The modern(ish) hearing aid, it turns out, was developed during the 1950s–the basic design, that is. And that old model hearing aid tends to be the one we generally remember and picture. The trouble is that a hearing aid made in the 1950s is just about as out-dated as an ear trumpet. We need to really advance our thinking if we want to understand how much more advanced modern hearing aids are.
The History of Hearing Aids
It’s worthwhile to have some context concerning where hearing aids started so that you can better understand how advanced they have become. If we trace the history back far enough, you can most likely find some type of hearing assistance device as far back as the 1500s (whether any of them ever really helped you hear better is still up for debate).
The “ear trumpet” was most likely the first partially effective hearing assistance approach. This device looked like an elongated trumpet. You would put the narrow end inside your ear so that the wide end faced out. At present, you wouldn’t think of this device as high tech, but back then they actually offer some assistance.
When electricity was introduced, hearing aids had a major revolution. The hearing aid as we now know it was really created in the 1950s. In order to do their job, they made use of large old fashioned style batteries and transistors in a fairly rudimentary design. But a hearing aid that could be easily worn and hidden started with these devices. The hearing aids of the 1950s might have appeared similar to modern hearing aids but the technology and capability is worlds apart.

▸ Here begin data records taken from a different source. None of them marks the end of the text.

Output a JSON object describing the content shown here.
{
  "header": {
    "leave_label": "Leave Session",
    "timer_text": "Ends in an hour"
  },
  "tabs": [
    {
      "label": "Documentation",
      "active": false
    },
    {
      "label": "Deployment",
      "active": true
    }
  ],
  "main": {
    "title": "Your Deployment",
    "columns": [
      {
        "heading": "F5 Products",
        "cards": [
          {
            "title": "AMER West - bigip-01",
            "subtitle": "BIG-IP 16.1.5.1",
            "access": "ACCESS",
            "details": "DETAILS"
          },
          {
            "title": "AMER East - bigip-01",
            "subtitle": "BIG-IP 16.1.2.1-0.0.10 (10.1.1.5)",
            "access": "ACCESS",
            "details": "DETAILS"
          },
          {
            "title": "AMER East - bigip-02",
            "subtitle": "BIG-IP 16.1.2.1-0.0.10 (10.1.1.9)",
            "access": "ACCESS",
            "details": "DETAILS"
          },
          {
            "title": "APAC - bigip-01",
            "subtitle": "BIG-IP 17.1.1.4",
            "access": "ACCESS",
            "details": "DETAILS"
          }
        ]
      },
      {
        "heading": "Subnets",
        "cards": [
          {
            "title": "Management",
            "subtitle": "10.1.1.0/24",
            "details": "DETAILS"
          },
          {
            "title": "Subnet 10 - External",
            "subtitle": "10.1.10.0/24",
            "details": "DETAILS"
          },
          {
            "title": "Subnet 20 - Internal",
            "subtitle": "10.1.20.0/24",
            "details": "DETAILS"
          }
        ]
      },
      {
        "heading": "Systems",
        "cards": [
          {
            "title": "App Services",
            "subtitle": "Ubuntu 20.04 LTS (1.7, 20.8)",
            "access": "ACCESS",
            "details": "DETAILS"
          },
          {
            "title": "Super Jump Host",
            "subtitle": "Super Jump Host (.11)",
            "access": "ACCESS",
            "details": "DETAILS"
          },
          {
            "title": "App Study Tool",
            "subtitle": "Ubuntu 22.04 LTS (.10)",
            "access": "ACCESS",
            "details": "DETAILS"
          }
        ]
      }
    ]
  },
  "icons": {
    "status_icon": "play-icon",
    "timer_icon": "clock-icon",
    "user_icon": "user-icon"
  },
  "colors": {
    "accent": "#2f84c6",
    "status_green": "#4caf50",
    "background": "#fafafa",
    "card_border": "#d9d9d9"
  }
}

Modern Features of Hearing Aids
Modern hearing aids are a technological masterpieces, to put it plainly. And they continue making improvements. Since the late twentieth century, modern hearing aids have been using digital technologies in several significant ways. The first, and the most crucial way, is straight forward: power. Modern hearing aids can pack considerably more power into a much smaller area than their earlier predecessors.

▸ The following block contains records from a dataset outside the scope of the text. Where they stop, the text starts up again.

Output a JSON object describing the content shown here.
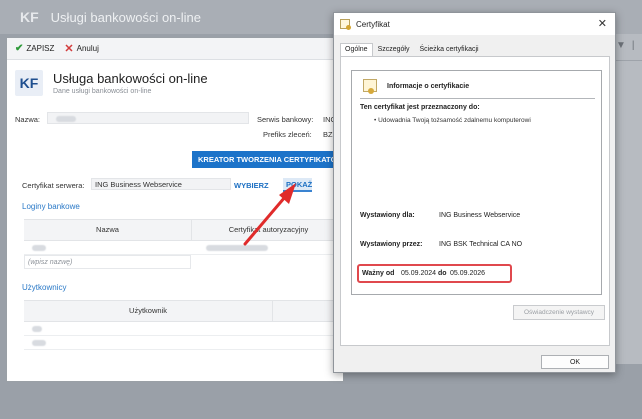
{
  "background": {
    "logo": "KF",
    "title": "Usługi bankowości on-line"
  },
  "toolbar": {
    "save_label": "ZAPISZ",
    "cancel_label": "Anuluj"
  },
  "form": {
    "logo": "KF",
    "title": "Usługa bankowości on-line",
    "subtitle": "Dane usługi bankowości on-line",
    "name_label": "Nazwa:",
    "bank_service_label": "Serwis bankowy:",
    "bank_service_value": "ING",
    "prefix_label": "Prefiks zleceń:",
    "prefix_value": "BZ",
    "creator_button": "KREATOR TWORZENIA CERTYFIKATÓW",
    "server_cert_label": "Certyfikat serwera:",
    "server_cert_value": "ING Business Webservice",
    "choose_button": "WYBIERZ",
    "show_button": "POKAŻ",
    "logins_section": "Loginy bankowe",
    "logins_columns": [
      "Nazwa",
      "Certyfikat autoryzacyjny"
    ],
    "logins_placeholder": "(wpisz nazwę)",
    "users_section": "Użytkownicy",
    "users_columns": [
      "Użytkownik"
    ]
  },
  "cert": {
    "title": "Certyfikat",
    "tabs": [
      "Ogólne",
      "Szczegóły",
      "Ścieżka certyfikacji"
    ],
    "info_header": "Informacje o certyfikacie",
    "purpose_title": "Ten certyfikat jest przeznaczony do:",
    "purpose_item": "• Udowadnia Twoją tożsamość zdalnemu komputerowi",
    "issued_to_label": "Wystawiony dla:",
    "issued_to_value": "ING Business Webservice",
    "issued_by_label": "Wystawiony przez:",
    "issued_by_value": "ING BSK Technical CA NO",
    "valid_from_label": "Ważny od",
    "valid_from_value": "05.09.2024",
    "valid_to_label": "do",
    "valid_to_value": "05.09.2026",
    "issuer_statement_button": "Oświadczenie wystawcy",
    "ok_button": "OK"
  },
  "colors": {
    "accent": "#1c73c9",
    "highlight": "#e0484d"
  }
}
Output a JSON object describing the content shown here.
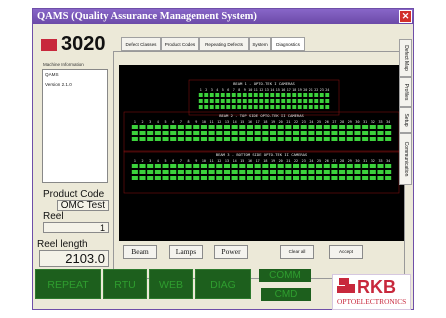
{
  "window": {
    "title": "QAMS (Quality Assurance Management System)",
    "close_glyph": "✕"
  },
  "logo": {
    "text": "3020"
  },
  "machine_info": {
    "heading": "Machine Information",
    "lines": [
      "QAMS",
      "Version 2.1.0"
    ]
  },
  "product_code": {
    "label": "Product Code",
    "value": "OMC Test"
  },
  "reel": {
    "label": "Reel",
    "value": "1"
  },
  "reel_length": {
    "label": "Reel length",
    "value": "2103.0"
  },
  "tabs": [
    "Defect Classes",
    "Product Codes",
    "Repeating Defects",
    "System",
    "Diagnostics"
  ],
  "side_tabs": [
    "Defect Map",
    "Profiles",
    "Setup",
    "Communication"
  ],
  "diagnostics": {
    "beams": [
      {
        "title": "BEAM 1 - OPTO-TEK I CAMERAS",
        "count": 24
      },
      {
        "title": "BEAM 2 - TOP SIDE OPTO-TEK II CAMERAS",
        "count": 34
      },
      {
        "title": "BEAM 3 - BOTTOM SIDE OPTO-TEK II CAMERAS",
        "count": 34
      }
    ]
  },
  "buttons": {
    "beam": "Beam",
    "lamps": "Lamps",
    "power": "Power",
    "clear_all": "Clear all",
    "accept": "Accept"
  },
  "bottom_buttons": {
    "repeat": "REPEAT",
    "rtu": "RTU",
    "web": "WEB",
    "diag": "DIAG",
    "comm": "COMM",
    "cmd": "CMD"
  },
  "brand": {
    "name": "RKB",
    "sub": "OPTOELECTRONICS"
  },
  "colors": {
    "title_bar": "#7555b8",
    "led_green": "#3cd23c",
    "button_green": "#1d5f1d",
    "brand_red": "#c8283c"
  }
}
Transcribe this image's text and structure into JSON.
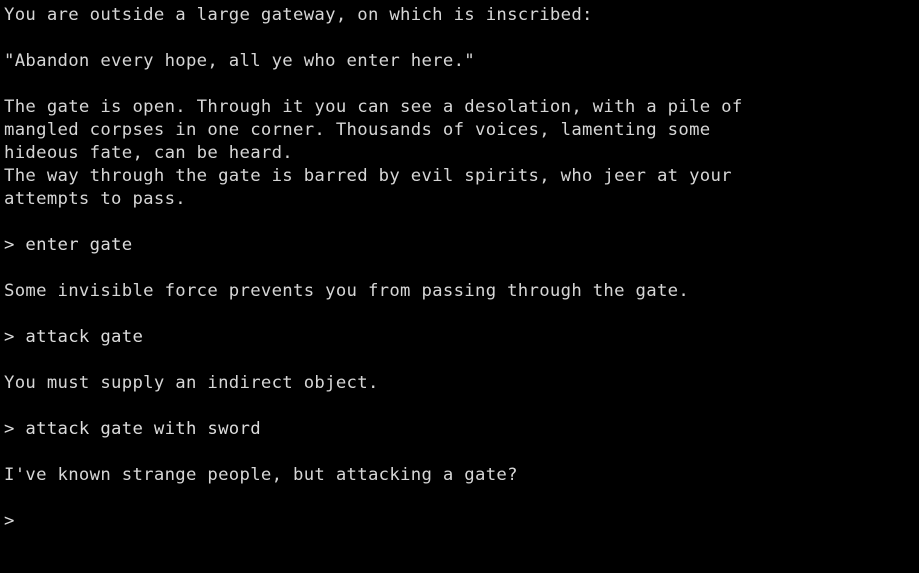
{
  "terminal": {
    "background_color": "#000000",
    "text_color": "#d6d6d6",
    "prompt_symbol": ">",
    "cursor_visible": false,
    "lines": [
      {
        "kind": "narration",
        "text": "You are outside a large gateway, on which is inscribed:"
      },
      {
        "kind": "blank",
        "text": ""
      },
      {
        "kind": "narration",
        "text": "\"Abandon every hope, all ye who enter here.\""
      },
      {
        "kind": "blank",
        "text": ""
      },
      {
        "kind": "narration",
        "text": "The gate is open. Through it you can see a desolation, with a pile of"
      },
      {
        "kind": "narration",
        "text": "mangled corpses in one corner. Thousands of voices, lamenting some"
      },
      {
        "kind": "narration",
        "text": "hideous fate, can be heard."
      },
      {
        "kind": "narration",
        "text": "The way through the gate is barred by evil spirits, who jeer at your"
      },
      {
        "kind": "narration",
        "text": "attempts to pass."
      },
      {
        "kind": "blank",
        "text": ""
      },
      {
        "kind": "command",
        "text": "> enter gate"
      },
      {
        "kind": "blank",
        "text": ""
      },
      {
        "kind": "response",
        "text": "Some invisible force prevents you from passing through the gate."
      },
      {
        "kind": "blank",
        "text": ""
      },
      {
        "kind": "command",
        "text": "> attack gate"
      },
      {
        "kind": "blank",
        "text": ""
      },
      {
        "kind": "response",
        "text": "You must supply an indirect object."
      },
      {
        "kind": "blank",
        "text": ""
      },
      {
        "kind": "command",
        "text": "> attack gate with sword"
      },
      {
        "kind": "blank",
        "text": ""
      },
      {
        "kind": "response",
        "text": "I've known strange people, but attacking a gate?"
      },
      {
        "kind": "blank",
        "text": ""
      },
      {
        "kind": "prompt-only",
        "text": ">"
      }
    ]
  }
}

And with that greater power comes a large number of innovative developments:
- Speech recognition: The ultimate goal, for many hearing aid owners, is to enable communication. Isolating and amplifying voices, then, is a primary feature of the software of many hearing aids–from a busy restaurant to an echo-y meeting hall, this feature is useful in many situations.

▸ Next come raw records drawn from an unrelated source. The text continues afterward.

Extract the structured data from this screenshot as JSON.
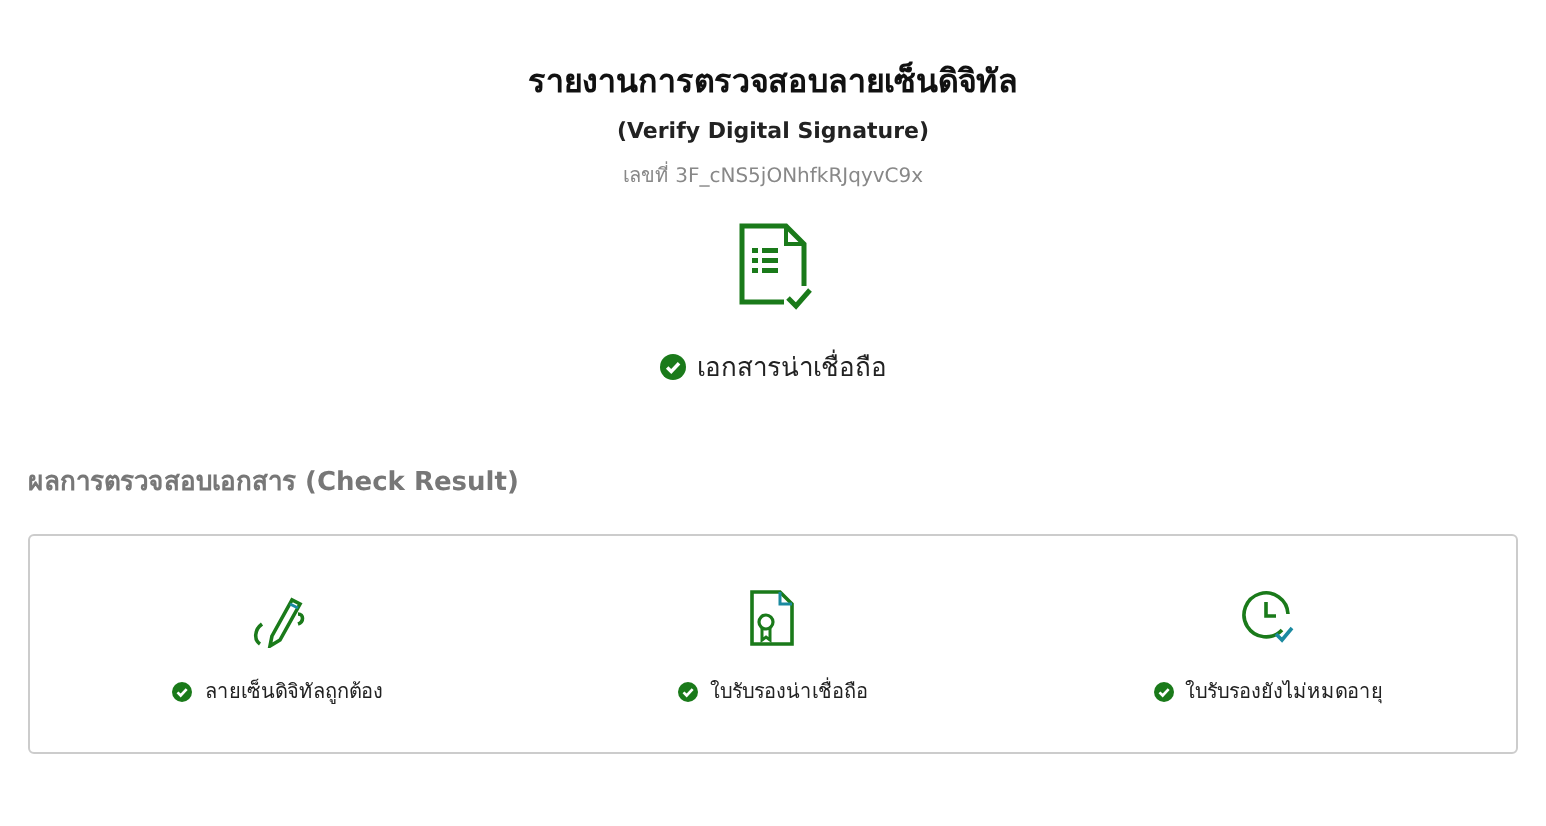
{
  "report": {
    "title": "รายงานการตรวจสอบลายเซ็นดิจิทัล",
    "subtitle": "(Verify Digital Signature)",
    "number": "เลขที่ 3F_cNS5jONhfkRJqyvC9x",
    "status": {
      "label": "เอกสารน่าเชื่อถือ",
      "ok": true
    }
  },
  "check_result": {
    "heading": "ผลการตรวจสอบเอกสาร (Check Result)",
    "items": [
      {
        "kind": "signature",
        "label": "ลายเซ็นดิจิทัลถูกต้อง",
        "ok": true
      },
      {
        "kind": "certificate",
        "label": "ใบรับรองน่าเชื่อถือ",
        "ok": true
      },
      {
        "kind": "clock",
        "label": "ใบรับรองยังไม่หมดอายุ",
        "ok": true
      }
    ]
  }
}
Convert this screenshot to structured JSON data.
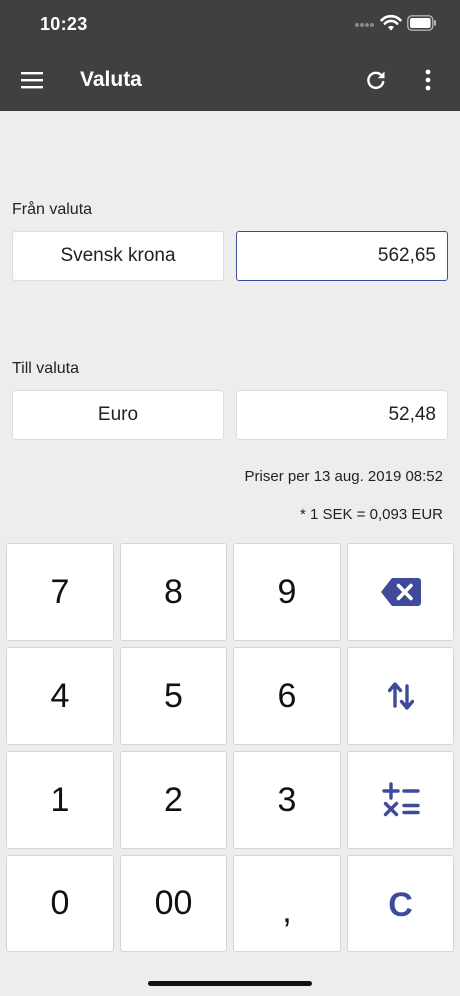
{
  "status_bar": {
    "time": "10:23"
  },
  "app_bar": {
    "title": "Valuta"
  },
  "from": {
    "label": "Från valuta",
    "currency": "Svensk krona",
    "amount": "562,65"
  },
  "to": {
    "label": "Till valuta",
    "currency": "Euro",
    "amount": "52,48"
  },
  "info": {
    "prices": "Priser per 13 aug. 2019 08:52",
    "rate": "* 1 SEK = 0,093 EUR"
  },
  "keypad": {
    "k7": "7",
    "k8": "8",
    "k9": "9",
    "k4": "4",
    "k5": "5",
    "k6": "6",
    "k1": "1",
    "k2": "2",
    "k3": "3",
    "k0": "0",
    "k00": "00",
    "comma": ",",
    "clear": "C"
  },
  "colors": {
    "bar_bg": "#404040",
    "accent": "#3f4a9a",
    "page_bg": "#ededed"
  },
  "icons": {
    "menu": "hamburger-menu-icon",
    "refresh": "refresh-icon",
    "more": "more-vertical-icon",
    "backspace": "backspace-icon",
    "swap": "swap-arrows-icon",
    "calculator": "calculator-ops-icon"
  }
}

- Construction: Modern hearing aids are normally made of high tech materials, so they feel more comfortable. While these new materials enable hearing aids to be more comfortable, it also enables them to be more heavy-duty. It’s easy to see how hearing aids have advanced on the outside as well as the inside by adding long lasting and rechargeable batteries.
- Health monitoring: State-of-the-art Health tracking software is also integrated into modern hearing aid options. For instance, some hearing aids can recognize whether you’ve fallen. Other features can count your steps or give you exercise support.
- Bluetooth connectivity: Your hearing aids are now able to connect to other devices using wireless Bluetooth technology. This can be incredibly helpful every day. Older hearing aids, for instance, would have irritating feedback when you would try to talk on the phone. With contemporary hearing aids, you can just connect to your cellphone via Bluetooth connectivity and never miss a call. This applies to a wide variety of other situations involving electronic devices. Because there’s no interference or feedback, it’s easier to listen to music, watch TV–you name it.
- Selective amplification: Hearing loss doesn’t occur through all wavelengths and frequencies uniformly. Perhaps you have a harder time hearing high-frequency sounds (or vice versa). Modern hearing aids are far more effective because they are able to boost only the frequencies you have a hard time hearing.
Just like rotary phones no longer exemplify long-distance communication, the hearing aids of old no longer represent what these devices are. Hearing aids aren’t what they once were. And we should be excited because they’re substantially better than they were.